There are over one billion bicycles found throughout the world.
Bicycles are used for transport, recreation, competitive racing, courier delivery and a range of other tasks.
Competitive cycling includes track cycling inside velodromes, time trials, mountain biking, BMX and longer events such as the Tour de France.
The Tour de France was first held in 1903 and his since become the most famous cycling race in the world. Held over three weeks, the annually changing route goes through the Pyrenees and Alps before finishing in Paris.
Tandem bicycles are made to be ridden by two or more people.
Although unicycles (one wheel) and tricycles (three wheels) don’t have two wheels, they are sometimes still referred to as ‘bikes’.
The energy required to cycle at low to medium speeds is roughly the same as the energy required to walk.
Bicycles typically use a chain to transmit power to the rear wheel.
To get efficient use of their pedaling, cyclists use a high gear when going downhill, a medium gear on flat surfaces and a low gear when going uphill.
Different brake types include rim brakes, internal hub brakes and disc brakes.

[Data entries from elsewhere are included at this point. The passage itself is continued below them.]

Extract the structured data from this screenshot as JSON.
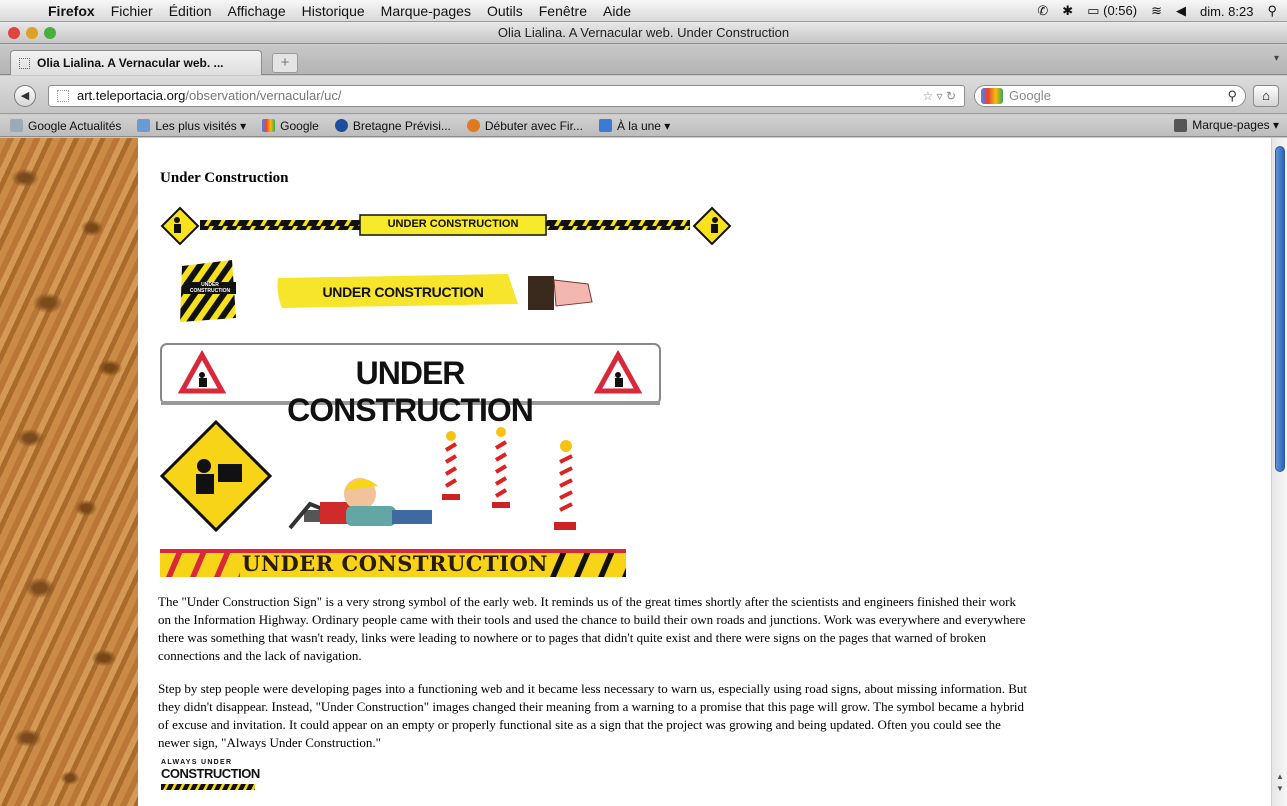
{
  "menubar": {
    "app": "Firefox",
    "items": [
      "Fichier",
      "Édition",
      "Affichage",
      "Historique",
      "Marque-pages",
      "Outils",
      "Fenêtre",
      "Aide"
    ],
    "battery": "(0:56)",
    "clock": "dim. 8:23"
  },
  "window": {
    "title": "Olia Lialina. A Vernacular web. Under Construction"
  },
  "tab": {
    "label": "Olia Lialina. A Vernacular web. ...",
    "new_tab": "+"
  },
  "navigation": {
    "url_domain": "art.teleportacia.org",
    "url_path": "/observation/vernacular/uc/",
    "search_placeholder": "Google"
  },
  "bookmarks": {
    "items": [
      "Google Actualités",
      "Les plus visités ▾",
      "Google",
      "Bretagne Prévisi...",
      "Débuter avec Fir...",
      "À la une ▾"
    ],
    "right": "Marque-pages ▾"
  },
  "page": {
    "heading": "Under Construction",
    "sign1_text": "UNDER CONSTRUCTION",
    "sign2_text": "UNDER CONSTRUCTION",
    "sign2_small": "UNDER CONSTRUCTION",
    "sign3_text": "UNDER CONSTRUCTION",
    "sign5_text": "UNDER CONSTRUCTION",
    "sign6_line1": "ALWAYS UNDER",
    "sign6_line2": "CONSTRUCTION",
    "paragraph1": "The \"Under Construction Sign\" is a very strong symbol of the early web. It reminds us of the great times shortly after the scientists and engineers finished their work on the Information Highway. Ordinary people came with their tools and used the chance to build their own roads and junctions. Work was everywhere and everywhere there was something that wasn't ready, links were leading to nowhere or to pages that didn't quite exist and there were signs on the pages that warned of broken connections and the lack of navigation.",
    "paragraph2": "Step by step people were developing pages into a functioning web and it became less necessary to warn us, especially using road signs, about missing information. But they didn't disappear. Instead, \"Under Construction\" images changed their meaning from a warning to a promise that this page will grow. The symbol became a hybrid of excuse and invitation. It could appear on an empty or properly functional site as a sign that the project was growing and being updated. Often you could see the newer sign, \"Always Under Construction.\""
  }
}
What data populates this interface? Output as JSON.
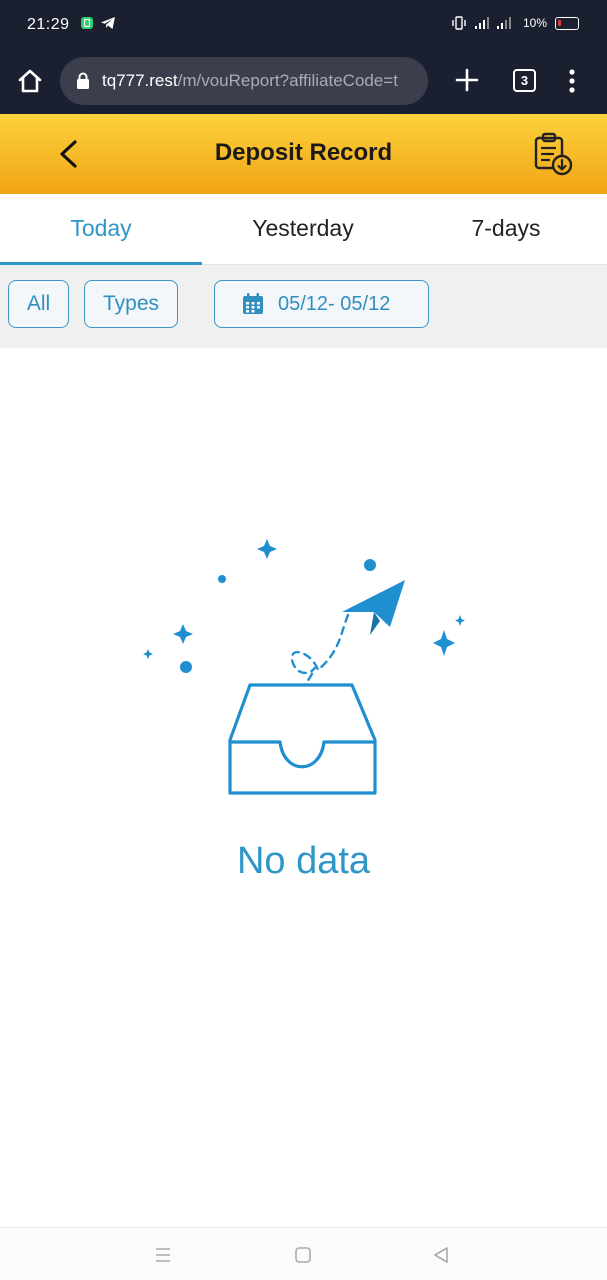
{
  "status_bar": {
    "time": "21:29",
    "battery": "10%",
    "icons": [
      "app-notification-icon",
      "telegram-icon",
      "vibrate-icon",
      "signal-icon",
      "battery-icon"
    ]
  },
  "browser": {
    "url_host": "tq777.rest",
    "url_path": "/m/vouReport?affiliateCode=t",
    "tab_count": "3"
  },
  "header": {
    "title": "Deposit Record"
  },
  "tabs": [
    {
      "label": "Today",
      "active": true
    },
    {
      "label": "Yesterday",
      "active": false
    },
    {
      "label": "7-days",
      "active": false
    }
  ],
  "filters": {
    "all_label": "All",
    "types_label": "Types",
    "date_range": "05/12- 05/12"
  },
  "empty_state": {
    "text": "No data"
  },
  "colors": {
    "accent": "#2f96c8",
    "header_top": "#fbd23b",
    "header_bottom": "#f2a515",
    "dark_bar": "#1b2030"
  }
}
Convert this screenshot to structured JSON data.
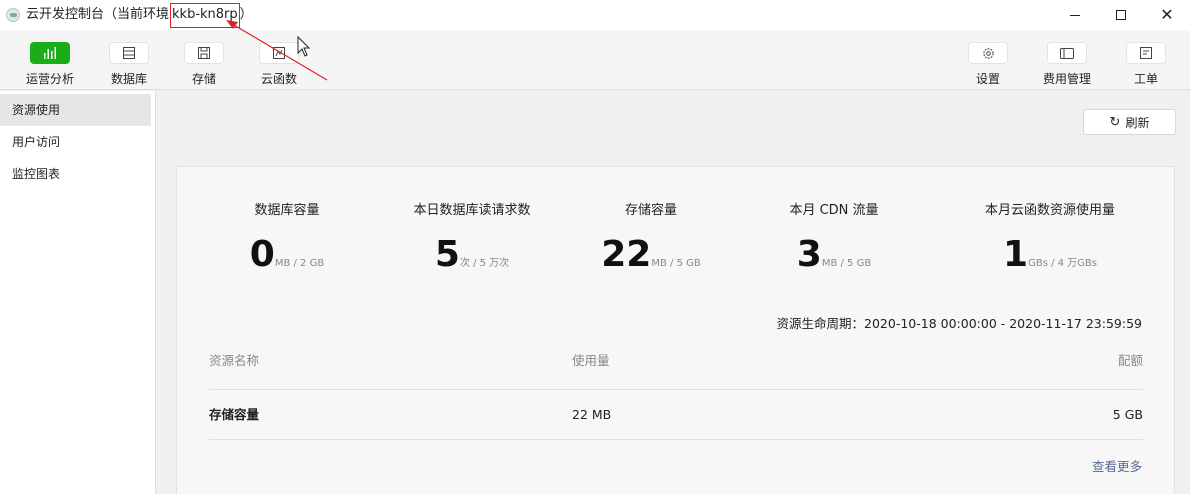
{
  "window": {
    "title": "云开发控制台（当前环境",
    "env_id": "kkb-kn8rp",
    "title_suffix": "）",
    "controls": {
      "minimize": "",
      "maximize": "",
      "close": "✕"
    }
  },
  "toolbar": {
    "left": [
      {
        "label": "运营分析",
        "icon": "bar-chart-icon",
        "active": true
      },
      {
        "label": "数据库",
        "icon": "database-icon"
      },
      {
        "label": "存储",
        "icon": "save-icon"
      },
      {
        "label": "云函数",
        "icon": "function-icon"
      }
    ],
    "right": [
      {
        "label": "设置",
        "icon": "gear-icon"
      },
      {
        "label": "费用管理",
        "icon": "billing-icon"
      },
      {
        "label": "工单",
        "icon": "ticket-icon"
      }
    ]
  },
  "sidebar": {
    "items": [
      {
        "label": "资源使用",
        "active": true
      },
      {
        "label": "用户访问"
      },
      {
        "label": "监控图表"
      }
    ]
  },
  "main": {
    "refresh_label": "刷新",
    "stats": [
      {
        "title": "数据库容量",
        "value": "0",
        "unit": "MB / 2 GB"
      },
      {
        "title": "本日数据库读请求数",
        "value": "5",
        "unit": "次 / 5 万次"
      },
      {
        "title": "存储容量",
        "value": "22",
        "unit": "MB / 5 GB"
      },
      {
        "title": "本月 CDN 流量",
        "value": "3",
        "unit": "MB / 5 GB"
      },
      {
        "title": "本月云函数资源使用量",
        "value": "1",
        "unit": "GBs / 4 万GBs"
      }
    ],
    "lifecycle": "资源生命周期：2020-10-18 00:00:00 - 2020-11-17 23:59:59",
    "table": {
      "headers": [
        "资源名称",
        "使用量",
        "配额"
      ],
      "rows": [
        [
          "存储容量",
          "22 MB",
          "5 GB"
        ]
      ]
    },
    "more_label": "查看更多"
  },
  "colors": {
    "accent": "#1aad19",
    "annotation": "#d9232b",
    "link": "#576b95"
  }
}
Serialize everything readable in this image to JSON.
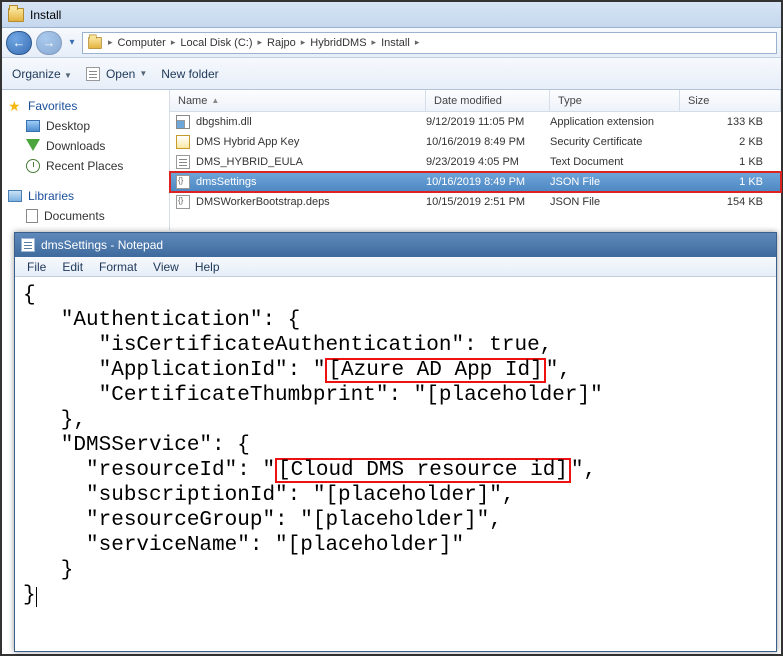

Some bicycles feature suspension. This is especially common in mountain bikes where they are used to help deal with the vibration caused by uneven surfaces.
Road bikes typically have thinner tires inflated to higher pressures than those found on mountain bikes, taking advantage of the smoother surfaces that roads generally provide.
Before the word ‘bicycle’ become popular (coming from the French word ‘bicyclette’), bikes were typically called ‘velocipedes’.
Two wheeled transportation developed in the 1800s, from pushed powered bikes through to mechanical crank drives with pedals.
You may have heard of the Penny-farthing, an early type of bicycle that featured a front wheel significantly larger than the rear. The name comes from the old British Penny and Farthing coins which represent the large and small wheels.
The pneumatic tire came along in the later years of the 19th century along with the rear freewheel and coaster brakes.
Cycling became increasing popular in the early stages of the 20th century as cycling clubs and races caught on.